Brief: Report each line of the data that has "JSON" somewhere in it.

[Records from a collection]
┄┄┄┄┄┄┄┄┄┄
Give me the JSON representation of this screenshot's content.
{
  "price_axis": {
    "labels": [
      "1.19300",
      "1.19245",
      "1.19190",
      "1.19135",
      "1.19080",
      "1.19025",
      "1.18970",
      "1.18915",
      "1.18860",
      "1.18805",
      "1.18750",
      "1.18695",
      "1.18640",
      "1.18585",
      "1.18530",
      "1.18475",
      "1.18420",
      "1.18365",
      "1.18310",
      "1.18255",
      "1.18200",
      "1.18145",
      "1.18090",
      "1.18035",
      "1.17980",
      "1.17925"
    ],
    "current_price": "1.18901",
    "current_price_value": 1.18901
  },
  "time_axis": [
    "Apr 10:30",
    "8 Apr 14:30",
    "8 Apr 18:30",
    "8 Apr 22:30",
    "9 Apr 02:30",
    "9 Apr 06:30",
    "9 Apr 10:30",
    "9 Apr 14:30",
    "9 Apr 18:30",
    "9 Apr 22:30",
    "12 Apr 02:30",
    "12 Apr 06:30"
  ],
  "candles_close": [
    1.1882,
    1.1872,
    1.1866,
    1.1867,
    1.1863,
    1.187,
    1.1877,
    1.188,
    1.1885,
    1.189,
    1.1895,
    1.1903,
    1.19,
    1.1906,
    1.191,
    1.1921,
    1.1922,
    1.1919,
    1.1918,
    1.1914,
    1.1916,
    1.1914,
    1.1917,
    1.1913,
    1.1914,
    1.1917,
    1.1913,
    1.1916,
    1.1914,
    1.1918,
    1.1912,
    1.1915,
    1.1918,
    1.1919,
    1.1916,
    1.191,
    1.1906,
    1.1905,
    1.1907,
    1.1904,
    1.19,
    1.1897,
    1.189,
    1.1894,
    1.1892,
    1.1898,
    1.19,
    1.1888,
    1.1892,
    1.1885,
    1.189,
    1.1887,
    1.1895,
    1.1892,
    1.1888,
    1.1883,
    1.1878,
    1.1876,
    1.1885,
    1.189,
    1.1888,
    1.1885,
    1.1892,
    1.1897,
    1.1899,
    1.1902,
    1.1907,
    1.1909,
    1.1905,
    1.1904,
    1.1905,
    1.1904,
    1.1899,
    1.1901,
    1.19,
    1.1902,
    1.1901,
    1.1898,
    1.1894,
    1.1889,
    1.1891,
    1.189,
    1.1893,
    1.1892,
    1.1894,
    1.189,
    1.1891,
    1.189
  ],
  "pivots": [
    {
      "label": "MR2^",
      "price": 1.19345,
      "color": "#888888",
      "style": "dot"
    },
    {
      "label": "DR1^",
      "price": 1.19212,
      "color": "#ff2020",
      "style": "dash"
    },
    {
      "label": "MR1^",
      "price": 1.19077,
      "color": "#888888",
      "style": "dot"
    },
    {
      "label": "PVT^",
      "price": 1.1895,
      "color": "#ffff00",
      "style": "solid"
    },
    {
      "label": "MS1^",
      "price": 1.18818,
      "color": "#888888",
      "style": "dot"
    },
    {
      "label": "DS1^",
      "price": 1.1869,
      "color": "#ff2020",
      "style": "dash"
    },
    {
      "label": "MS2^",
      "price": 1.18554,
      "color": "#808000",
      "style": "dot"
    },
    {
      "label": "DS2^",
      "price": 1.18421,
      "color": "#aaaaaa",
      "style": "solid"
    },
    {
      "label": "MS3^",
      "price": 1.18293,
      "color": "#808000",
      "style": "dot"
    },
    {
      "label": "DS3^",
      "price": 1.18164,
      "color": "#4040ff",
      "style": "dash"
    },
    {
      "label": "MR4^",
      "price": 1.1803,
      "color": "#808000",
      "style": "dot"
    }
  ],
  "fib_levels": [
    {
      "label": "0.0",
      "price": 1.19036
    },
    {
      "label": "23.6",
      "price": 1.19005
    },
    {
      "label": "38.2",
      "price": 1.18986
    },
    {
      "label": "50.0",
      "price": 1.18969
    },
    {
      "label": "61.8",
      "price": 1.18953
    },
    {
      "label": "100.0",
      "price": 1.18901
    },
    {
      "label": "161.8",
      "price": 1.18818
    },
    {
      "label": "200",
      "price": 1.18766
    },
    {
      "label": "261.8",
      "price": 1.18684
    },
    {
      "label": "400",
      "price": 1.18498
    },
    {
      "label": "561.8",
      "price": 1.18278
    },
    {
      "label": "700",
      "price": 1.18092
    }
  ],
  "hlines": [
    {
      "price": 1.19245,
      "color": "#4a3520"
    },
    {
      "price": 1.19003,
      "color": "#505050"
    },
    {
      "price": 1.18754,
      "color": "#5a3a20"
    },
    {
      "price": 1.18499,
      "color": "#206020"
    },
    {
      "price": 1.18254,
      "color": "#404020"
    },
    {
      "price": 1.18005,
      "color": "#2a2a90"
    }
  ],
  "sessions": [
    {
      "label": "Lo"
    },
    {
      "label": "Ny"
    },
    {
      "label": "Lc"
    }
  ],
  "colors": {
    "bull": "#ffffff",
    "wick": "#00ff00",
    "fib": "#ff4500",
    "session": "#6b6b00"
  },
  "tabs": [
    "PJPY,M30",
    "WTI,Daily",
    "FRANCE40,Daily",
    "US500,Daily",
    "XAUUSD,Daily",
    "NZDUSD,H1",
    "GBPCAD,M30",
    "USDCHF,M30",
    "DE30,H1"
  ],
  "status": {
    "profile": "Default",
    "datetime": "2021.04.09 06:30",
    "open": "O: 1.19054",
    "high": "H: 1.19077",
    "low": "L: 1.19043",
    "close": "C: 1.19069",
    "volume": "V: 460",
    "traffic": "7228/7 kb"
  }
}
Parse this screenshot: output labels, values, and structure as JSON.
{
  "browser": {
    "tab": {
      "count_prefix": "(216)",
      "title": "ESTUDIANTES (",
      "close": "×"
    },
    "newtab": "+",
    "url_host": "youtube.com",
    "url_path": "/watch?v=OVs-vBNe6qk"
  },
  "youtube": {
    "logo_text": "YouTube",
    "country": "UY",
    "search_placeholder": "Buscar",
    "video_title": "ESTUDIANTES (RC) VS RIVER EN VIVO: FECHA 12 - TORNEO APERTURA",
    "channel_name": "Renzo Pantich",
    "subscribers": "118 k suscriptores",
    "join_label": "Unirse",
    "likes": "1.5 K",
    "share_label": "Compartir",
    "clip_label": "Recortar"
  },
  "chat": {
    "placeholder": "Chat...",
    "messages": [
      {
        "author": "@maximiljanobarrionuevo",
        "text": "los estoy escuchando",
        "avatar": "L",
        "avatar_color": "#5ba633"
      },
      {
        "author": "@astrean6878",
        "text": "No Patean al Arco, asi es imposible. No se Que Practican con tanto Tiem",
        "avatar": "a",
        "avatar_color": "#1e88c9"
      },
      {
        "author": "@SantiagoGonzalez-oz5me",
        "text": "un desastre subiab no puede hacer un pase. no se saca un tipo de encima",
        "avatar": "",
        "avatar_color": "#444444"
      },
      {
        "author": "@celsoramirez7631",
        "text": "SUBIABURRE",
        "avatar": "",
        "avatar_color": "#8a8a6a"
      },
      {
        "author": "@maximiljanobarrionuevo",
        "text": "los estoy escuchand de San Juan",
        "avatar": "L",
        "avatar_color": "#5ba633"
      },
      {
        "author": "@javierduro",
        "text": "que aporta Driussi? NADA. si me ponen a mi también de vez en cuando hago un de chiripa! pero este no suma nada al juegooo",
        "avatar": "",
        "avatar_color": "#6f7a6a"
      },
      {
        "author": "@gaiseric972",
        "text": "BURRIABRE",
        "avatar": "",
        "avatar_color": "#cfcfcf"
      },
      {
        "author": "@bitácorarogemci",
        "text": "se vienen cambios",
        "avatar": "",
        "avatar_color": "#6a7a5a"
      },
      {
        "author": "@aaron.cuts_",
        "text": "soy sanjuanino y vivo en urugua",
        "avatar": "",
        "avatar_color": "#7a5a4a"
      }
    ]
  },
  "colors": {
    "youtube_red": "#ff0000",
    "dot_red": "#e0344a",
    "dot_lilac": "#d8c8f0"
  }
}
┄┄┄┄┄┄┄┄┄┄
Response to the task:
Give me the JSON representation of this screenshot's content.
Parse this screenshot: output labels, values, and structure as JSON.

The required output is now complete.